The Mitsubishi Regional Jet (MRJ) FTA-1 has resumed flight testing after more than two months undergoing ‘structural reinforcements’ and software system upgrades.
Mitsubishi Aircraft (MA) would not comment on any upgrades carried out on the prototype, but Japanese press reports suggest the builder had identified a need to strengthen the aircraft’s wing roots and the fuselage frame above the center of the wing even before the first flight. It has since applied a ‘temporary treatment’, strengthening the sections with additional plates. These modifications will be applied to the second MRJ (FTA-2).
In late January, Mitsubishi revealed details of planned airframe strengthening modifications after it analyzed static test results last year that indicated a weakness in the airframe and wing attachment. “Some components that join the wing and the fuselage, as well as those of the fuselage frame, would have insufficient strength” during ultimate load tests, the manufacturer stated.

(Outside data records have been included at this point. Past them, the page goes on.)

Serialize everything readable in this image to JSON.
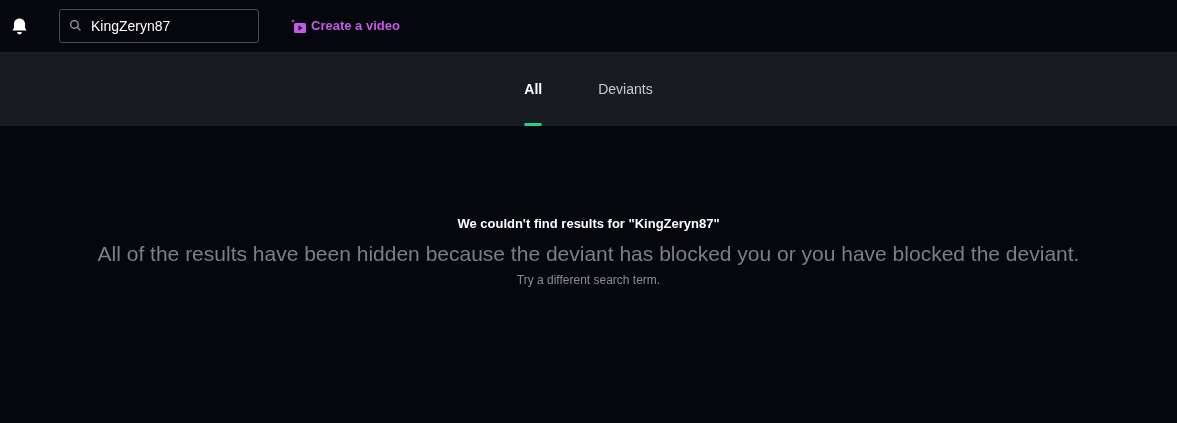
{
  "header": {
    "search": {
      "value": "KingZeryn87"
    },
    "create_button": "Create a video"
  },
  "tabs": [
    {
      "label": "All",
      "selected": true
    },
    {
      "label": "Deviants",
      "selected": false
    }
  ],
  "empty_state": {
    "title": "We couldn't find results for \"KingZeryn87\"",
    "message": "All of the results have been hidden because the deviant has blocked you or you have blocked the deviant.",
    "hint": "Try a different search term."
  }
}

As a result, Mitsubishi has introduced additional plates to reinforce original parts, a move it had deemed unnecessary ahead of first flight but for which the Japanese Civil Aviation Board issued a special permit in October. “We decided to implement the upgrades during this round of feedback upgrades,” said MA.
Mitsubishi will be using five aircraft for the flight testing campaign, which collectively are expected to accumulate 2,500 hours of testing. First delivery for the MRJ is scheduled for Q2 2018 to launch customer All Nippon Airways (ANA), but the testing and delivery has experienced delays four times previously.
February 12, 2016